**Task brief:**
The required output is the complete data, repeated without alteration.

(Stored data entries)
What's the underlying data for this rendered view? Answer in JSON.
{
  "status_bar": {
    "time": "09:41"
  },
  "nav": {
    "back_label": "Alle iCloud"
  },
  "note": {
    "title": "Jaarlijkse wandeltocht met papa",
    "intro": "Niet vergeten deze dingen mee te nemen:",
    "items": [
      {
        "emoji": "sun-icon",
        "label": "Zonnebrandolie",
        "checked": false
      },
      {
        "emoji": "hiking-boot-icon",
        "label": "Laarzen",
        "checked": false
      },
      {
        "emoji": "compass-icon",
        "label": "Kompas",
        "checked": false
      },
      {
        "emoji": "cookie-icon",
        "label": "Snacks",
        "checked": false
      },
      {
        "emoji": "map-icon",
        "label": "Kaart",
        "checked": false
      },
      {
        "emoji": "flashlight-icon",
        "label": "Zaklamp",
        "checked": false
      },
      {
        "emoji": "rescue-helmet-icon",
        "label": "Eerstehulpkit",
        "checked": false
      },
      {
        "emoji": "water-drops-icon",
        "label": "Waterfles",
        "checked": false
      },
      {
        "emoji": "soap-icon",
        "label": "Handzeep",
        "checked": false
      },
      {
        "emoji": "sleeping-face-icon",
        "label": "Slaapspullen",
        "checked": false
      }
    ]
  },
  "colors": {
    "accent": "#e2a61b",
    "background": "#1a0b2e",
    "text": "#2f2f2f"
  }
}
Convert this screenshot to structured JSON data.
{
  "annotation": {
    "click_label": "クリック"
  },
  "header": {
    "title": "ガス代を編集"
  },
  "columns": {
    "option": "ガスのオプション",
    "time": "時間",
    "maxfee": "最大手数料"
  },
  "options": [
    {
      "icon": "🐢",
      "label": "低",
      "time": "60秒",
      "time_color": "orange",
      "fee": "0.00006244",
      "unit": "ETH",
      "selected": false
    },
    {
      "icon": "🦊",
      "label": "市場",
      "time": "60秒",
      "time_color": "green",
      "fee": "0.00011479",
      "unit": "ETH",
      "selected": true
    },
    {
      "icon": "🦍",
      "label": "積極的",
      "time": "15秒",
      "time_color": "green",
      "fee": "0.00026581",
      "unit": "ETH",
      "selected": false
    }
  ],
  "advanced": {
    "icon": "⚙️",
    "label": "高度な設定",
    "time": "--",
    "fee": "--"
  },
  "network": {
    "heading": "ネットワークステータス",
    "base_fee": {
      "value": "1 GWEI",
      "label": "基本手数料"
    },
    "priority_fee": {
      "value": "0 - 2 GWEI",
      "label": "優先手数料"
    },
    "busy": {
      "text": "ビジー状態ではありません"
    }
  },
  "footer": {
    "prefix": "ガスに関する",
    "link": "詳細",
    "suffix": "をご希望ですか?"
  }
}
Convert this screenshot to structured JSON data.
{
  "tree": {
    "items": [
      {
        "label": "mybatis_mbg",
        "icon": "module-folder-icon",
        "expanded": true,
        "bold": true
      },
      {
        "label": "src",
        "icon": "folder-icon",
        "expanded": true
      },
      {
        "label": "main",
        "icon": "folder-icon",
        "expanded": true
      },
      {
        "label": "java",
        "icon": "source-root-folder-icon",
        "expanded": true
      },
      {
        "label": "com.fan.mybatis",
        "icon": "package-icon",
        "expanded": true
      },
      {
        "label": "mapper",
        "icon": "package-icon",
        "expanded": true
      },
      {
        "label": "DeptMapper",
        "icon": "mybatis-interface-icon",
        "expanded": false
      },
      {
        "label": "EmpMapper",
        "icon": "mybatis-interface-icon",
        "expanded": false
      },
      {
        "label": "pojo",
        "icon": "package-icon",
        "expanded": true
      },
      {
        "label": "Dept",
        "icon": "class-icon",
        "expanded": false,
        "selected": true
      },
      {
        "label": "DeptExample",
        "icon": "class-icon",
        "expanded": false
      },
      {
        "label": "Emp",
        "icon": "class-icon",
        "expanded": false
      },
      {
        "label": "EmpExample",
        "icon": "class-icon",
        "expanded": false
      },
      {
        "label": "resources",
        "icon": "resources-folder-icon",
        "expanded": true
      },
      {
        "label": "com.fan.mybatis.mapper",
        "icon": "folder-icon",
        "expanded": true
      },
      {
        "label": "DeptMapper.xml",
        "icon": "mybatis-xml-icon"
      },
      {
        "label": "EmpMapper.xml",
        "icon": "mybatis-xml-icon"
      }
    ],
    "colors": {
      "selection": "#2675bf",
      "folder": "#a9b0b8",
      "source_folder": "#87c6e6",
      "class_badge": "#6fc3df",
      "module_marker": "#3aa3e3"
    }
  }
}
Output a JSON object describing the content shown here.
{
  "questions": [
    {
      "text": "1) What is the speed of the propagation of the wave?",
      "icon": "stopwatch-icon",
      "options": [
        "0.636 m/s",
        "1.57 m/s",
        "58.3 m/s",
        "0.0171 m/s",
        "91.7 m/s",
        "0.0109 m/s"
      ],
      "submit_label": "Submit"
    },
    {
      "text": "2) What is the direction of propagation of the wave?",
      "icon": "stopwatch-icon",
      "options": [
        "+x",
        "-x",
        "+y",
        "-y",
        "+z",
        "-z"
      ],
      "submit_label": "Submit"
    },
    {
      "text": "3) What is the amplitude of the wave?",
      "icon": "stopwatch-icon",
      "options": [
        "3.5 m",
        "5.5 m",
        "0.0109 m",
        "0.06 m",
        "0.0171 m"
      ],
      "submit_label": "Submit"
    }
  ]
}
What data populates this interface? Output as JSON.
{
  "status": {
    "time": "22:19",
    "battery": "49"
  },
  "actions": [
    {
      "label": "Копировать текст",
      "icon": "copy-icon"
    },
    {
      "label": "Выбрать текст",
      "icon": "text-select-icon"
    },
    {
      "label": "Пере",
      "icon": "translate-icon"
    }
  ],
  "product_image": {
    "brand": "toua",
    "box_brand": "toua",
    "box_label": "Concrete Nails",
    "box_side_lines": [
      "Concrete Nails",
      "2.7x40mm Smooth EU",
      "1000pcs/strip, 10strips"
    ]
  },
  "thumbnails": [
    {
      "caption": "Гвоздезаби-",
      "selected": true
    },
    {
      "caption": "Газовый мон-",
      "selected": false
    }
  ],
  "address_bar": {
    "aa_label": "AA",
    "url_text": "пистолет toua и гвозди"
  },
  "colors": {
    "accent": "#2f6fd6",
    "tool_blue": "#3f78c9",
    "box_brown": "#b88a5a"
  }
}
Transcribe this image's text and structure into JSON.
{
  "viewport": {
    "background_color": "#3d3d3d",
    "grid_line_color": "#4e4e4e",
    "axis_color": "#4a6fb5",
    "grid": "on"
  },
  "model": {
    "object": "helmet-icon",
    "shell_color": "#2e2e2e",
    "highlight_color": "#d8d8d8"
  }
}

**Reply to the task:**
What's the underlying data for this rendered view? Answer in JSON.
{
  "status_bar": {
    "time": "09:41"
  },
  "nav": {
    "back_label": "Alle iCloud"
  },
  "note": {
    "title": "Jaarlijkse wandeltocht met papa",
    "intro": "Niet vergeten deze dingen mee te nemen:",
    "items": [
      {
        "emoji": "sun-icon",
        "label": "Zonnebrandolie",
        "checked": false
      },
      {
        "emoji": "hiking-boot-icon",
        "label": "Laarzen",
        "checked": false
      },
      {
        "emoji": "compass-icon",
        "label": "Kompas",
        "checked": false
      },
      {
        "emoji": "cookie-icon",
        "label": "Snacks",
        "checked": false
      },
      {
        "emoji": "map-icon",
        "label": "Kaart",
        "checked": false
      },
      {
        "emoji": "flashlight-icon",
        "label": "Zaklamp",
        "checked": false
      },
      {
        "emoji": "rescue-helmet-icon",
        "label": "Eerstehulpkit",
        "checked": false
      },
      {
        "emoji": "water-drops-icon",
        "label": "Waterfles",
        "checked": false
      },
      {
        "emoji": "soap-icon",
        "label": "Handzeep",
        "checked": false
      },
      {
        "emoji": "sleeping-face-icon",
        "label": "Slaapspullen",
        "checked": false
      }
    ]
  },
  "colors": {
    "accent": "#e2a61b",
    "background": "#1a0b2e",
    "text": "#2f2f2f"
  }
}
Convert this screenshot to structured JSON data.
{
  "annotation": {
    "click_label": "クリック"
  },
  "header": {
    "title": "ガス代を編集"
  },
  "columns": {
    "option": "ガスのオプション",
    "time": "時間",
    "maxfee": "最大手数料"
  },
  "options": [
    {
      "icon": "🐢",
      "label": "低",
      "time": "60秒",
      "time_color": "orange",
      "fee": "0.00006244",
      "unit": "ETH",
      "selected": false
    },
    {
      "icon": "🦊",
      "label": "市場",
      "time": "60秒",
      "time_color": "green",
      "fee": "0.00011479",
      "unit": "ETH",
      "selected": true
    },
    {
      "icon": "🦍",
      "label": "積極的",
      "time": "15秒",
      "time_color": "green",
      "fee": "0.00026581",
      "unit": "ETH",
      "selected": false
    }
  ],
  "advanced": {
    "icon": "⚙️",
    "label": "高度な設定",
    "time": "--",
    "fee": "--"
  },
  "network": {
    "heading": "ネットワークステータス",
    "base_fee": {
      "value": "1 GWEI",
      "label": "基本手数料"
    },
    "priority_fee": {
      "value": "0 - 2 GWEI",
      "label": "優先手数料"
    },
    "busy": {
      "text": "ビジー状態ではありません"
    }
  },
  "footer": {
    "prefix": "ガスに関する",
    "link": "詳細",
    "suffix": "をご希望ですか?"
  }
}
Convert this screenshot to structured JSON data.
{
  "tree": {
    "items": [
      {
        "label": "mybatis_mbg",
        "icon": "module-folder-icon",
        "expanded": true,
        "bold": true
      },
      {
        "label": "src",
        "icon": "folder-icon",
        "expanded": true
      },
      {
        "label": "main",
        "icon": "folder-icon",
        "expanded": true
      },
      {
        "label": "java",
        "icon": "source-root-folder-icon",
        "expanded": true
      },
      {
        "label": "com.fan.mybatis",
        "icon": "package-icon",
        "expanded": true
      },
      {
        "label": "mapper",
        "icon": "package-icon",
        "expanded": true
      },
      {
        "label": "DeptMapper",
        "icon": "mybatis-interface-icon",
        "expanded": false
      },
      {
        "label": "EmpMapper",
        "icon": "mybatis-interface-icon",
        "expanded": false
      },
      {
        "label": "pojo",
        "icon": "package-icon",
        "expanded": true
      },
      {
        "label": "Dept",
        "icon": "class-icon",
        "expanded": false,
        "selected": true
      },
      {
        "label": "DeptExample",
        "icon": "class-icon",
        "expanded": false
      },
      {
        "label": "Emp",
        "icon": "class-icon",
        "expanded": false
      },
      {
        "label": "EmpExample",
        "icon": "class-icon",
        "expanded": false
      },
      {
        "label": "resources",
        "icon": "resources-folder-icon",
        "expanded": true
      },
      {
        "label": "com.fan.mybatis.mapper",
        "icon": "folder-icon",
        "expanded": true
      },
      {
        "label": "DeptMapper.xml",
        "icon": "mybatis-xml-icon"
      },
      {
        "label": "EmpMapper.xml",
        "icon": "mybatis-xml-icon"
      }
    ],
    "colors": {
      "selection": "#2675bf",
      "folder": "#a9b0b8",
      "source_folder": "#87c6e6",
      "class_badge": "#6fc3df",
      "module_marker": "#3aa3e3"
    }
  }
}
Output a JSON object describing the content shown here.
{
  "questions": [
    {
      "text": "1) What is the speed of the propagation of the wave?",
      "icon": "stopwatch-icon",
      "options": [
        "0.636 m/s",
        "1.57 m/s",
        "58.3 m/s",
        "0.0171 m/s",
        "91.7 m/s",
        "0.0109 m/s"
      ],
      "submit_label": "Submit"
    },
    {
      "text": "2) What is the direction of propagation of the wave?",
      "icon": "stopwatch-icon",
      "options": [
        "+x",
        "-x",
        "+y",
        "-y",
        "+z",
        "-z"
      ],
      "submit_label": "Submit"
    },
    {
      "text": "3) What is the amplitude of the wave?",
      "icon": "stopwatch-icon",
      "options": [
        "3.5 m",
        "5.5 m",
        "0.0109 m",
        "0.06 m",
        "0.0171 m"
      ],
      "submit_label": "Submit"
    }
  ]
}
What data populates this interface? Output as JSON.
{
  "status": {
    "time": "22:19",
    "battery": "49"
  },
  "actions": [
    {
      "label": "Копировать текст",
      "icon": "copy-icon"
    },
    {
      "label": "Выбрать текст",
      "icon": "text-select-icon"
    },
    {
      "label": "Пере",
      "icon": "translate-icon"
    }
  ],
  "product_image": {
    "brand": "toua",
    "box_brand": "toua",
    "box_label": "Concrete Nails",
    "box_side_lines": [
      "Concrete Nails",
      "2.7x40mm Smooth EU",
      "1000pcs/strip, 10strips"
    ]
  },
  "thumbnails": [
    {
      "caption": "Гвоздезаби-",
      "selected": true
    },
    {
      "caption": "Газовый мон-",
      "selected": false
    }
  ],
  "address_bar": {
    "aa_label": "AA",
    "url_text": "пистолет toua и гвозди"
  },
  "colors": {
    "accent": "#2f6fd6",
    "tool_blue": "#3f78c9",
    "box_brown": "#b88a5a"
  }
}
Transcribe this image's text and structure into JSON.
{
  "viewport": {
    "background_color": "#3d3d3d",
    "grid_line_color": "#4e4e4e",
    "axis_color": "#4a6fb5",
    "grid": "on"
  },
  "model": {
    "object": "helmet-icon",
    "shell_color": "#2e2e2e",
    "highlight_color": "#d8d8d8"
  }
}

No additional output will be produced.